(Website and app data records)
******************************

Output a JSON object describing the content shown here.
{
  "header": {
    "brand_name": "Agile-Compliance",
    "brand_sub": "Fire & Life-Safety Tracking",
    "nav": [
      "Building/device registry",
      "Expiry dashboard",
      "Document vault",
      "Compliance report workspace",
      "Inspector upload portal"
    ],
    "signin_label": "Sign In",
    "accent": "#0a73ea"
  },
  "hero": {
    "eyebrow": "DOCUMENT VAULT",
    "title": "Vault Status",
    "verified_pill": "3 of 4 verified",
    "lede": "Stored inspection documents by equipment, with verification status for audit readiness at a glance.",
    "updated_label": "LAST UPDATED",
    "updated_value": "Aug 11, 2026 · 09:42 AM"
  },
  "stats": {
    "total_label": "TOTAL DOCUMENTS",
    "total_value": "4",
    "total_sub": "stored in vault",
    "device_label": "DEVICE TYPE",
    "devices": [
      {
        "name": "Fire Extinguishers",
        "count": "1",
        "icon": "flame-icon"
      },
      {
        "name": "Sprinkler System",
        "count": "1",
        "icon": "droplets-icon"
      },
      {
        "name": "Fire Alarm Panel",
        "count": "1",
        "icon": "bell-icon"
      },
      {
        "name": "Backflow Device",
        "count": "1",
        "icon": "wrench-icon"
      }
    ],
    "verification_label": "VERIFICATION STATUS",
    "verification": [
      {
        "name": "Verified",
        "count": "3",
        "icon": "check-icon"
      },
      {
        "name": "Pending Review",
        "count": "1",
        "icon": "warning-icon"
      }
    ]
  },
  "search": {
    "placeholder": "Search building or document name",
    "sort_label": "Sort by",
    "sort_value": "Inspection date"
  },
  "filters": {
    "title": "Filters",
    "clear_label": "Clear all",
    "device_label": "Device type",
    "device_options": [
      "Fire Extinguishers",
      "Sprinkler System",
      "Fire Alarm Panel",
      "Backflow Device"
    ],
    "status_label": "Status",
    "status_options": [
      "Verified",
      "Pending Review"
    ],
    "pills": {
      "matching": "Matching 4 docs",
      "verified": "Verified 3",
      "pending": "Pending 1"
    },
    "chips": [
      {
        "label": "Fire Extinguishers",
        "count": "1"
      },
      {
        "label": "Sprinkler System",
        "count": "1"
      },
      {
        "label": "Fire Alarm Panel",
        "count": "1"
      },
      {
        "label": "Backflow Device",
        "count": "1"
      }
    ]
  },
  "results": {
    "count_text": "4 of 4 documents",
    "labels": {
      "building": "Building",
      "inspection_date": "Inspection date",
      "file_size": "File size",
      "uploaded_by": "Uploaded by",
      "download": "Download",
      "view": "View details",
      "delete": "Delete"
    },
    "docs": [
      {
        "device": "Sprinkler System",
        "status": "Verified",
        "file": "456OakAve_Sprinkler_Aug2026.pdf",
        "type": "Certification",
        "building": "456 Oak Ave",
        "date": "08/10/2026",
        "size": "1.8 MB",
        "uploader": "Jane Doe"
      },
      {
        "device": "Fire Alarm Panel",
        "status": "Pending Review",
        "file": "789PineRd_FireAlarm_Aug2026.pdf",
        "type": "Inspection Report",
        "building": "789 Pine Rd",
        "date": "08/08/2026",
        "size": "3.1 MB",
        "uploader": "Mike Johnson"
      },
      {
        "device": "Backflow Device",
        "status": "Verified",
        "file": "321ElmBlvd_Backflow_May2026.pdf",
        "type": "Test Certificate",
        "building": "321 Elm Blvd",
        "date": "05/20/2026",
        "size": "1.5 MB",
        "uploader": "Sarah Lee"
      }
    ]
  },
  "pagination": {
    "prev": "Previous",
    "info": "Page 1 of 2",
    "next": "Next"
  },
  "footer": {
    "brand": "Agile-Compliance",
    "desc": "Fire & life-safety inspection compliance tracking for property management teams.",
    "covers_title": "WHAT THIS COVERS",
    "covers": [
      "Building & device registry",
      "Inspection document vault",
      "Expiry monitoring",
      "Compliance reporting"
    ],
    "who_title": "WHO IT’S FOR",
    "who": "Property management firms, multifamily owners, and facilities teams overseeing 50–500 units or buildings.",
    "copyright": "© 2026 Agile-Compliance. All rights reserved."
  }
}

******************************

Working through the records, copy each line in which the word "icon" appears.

■ Written response
        "icon": "flame-icon"
        "icon": "droplets-icon"
        "icon": "bell-icon"
        "icon": "wrench-icon"
        "icon": "check-icon"
        "icon": "warning-icon"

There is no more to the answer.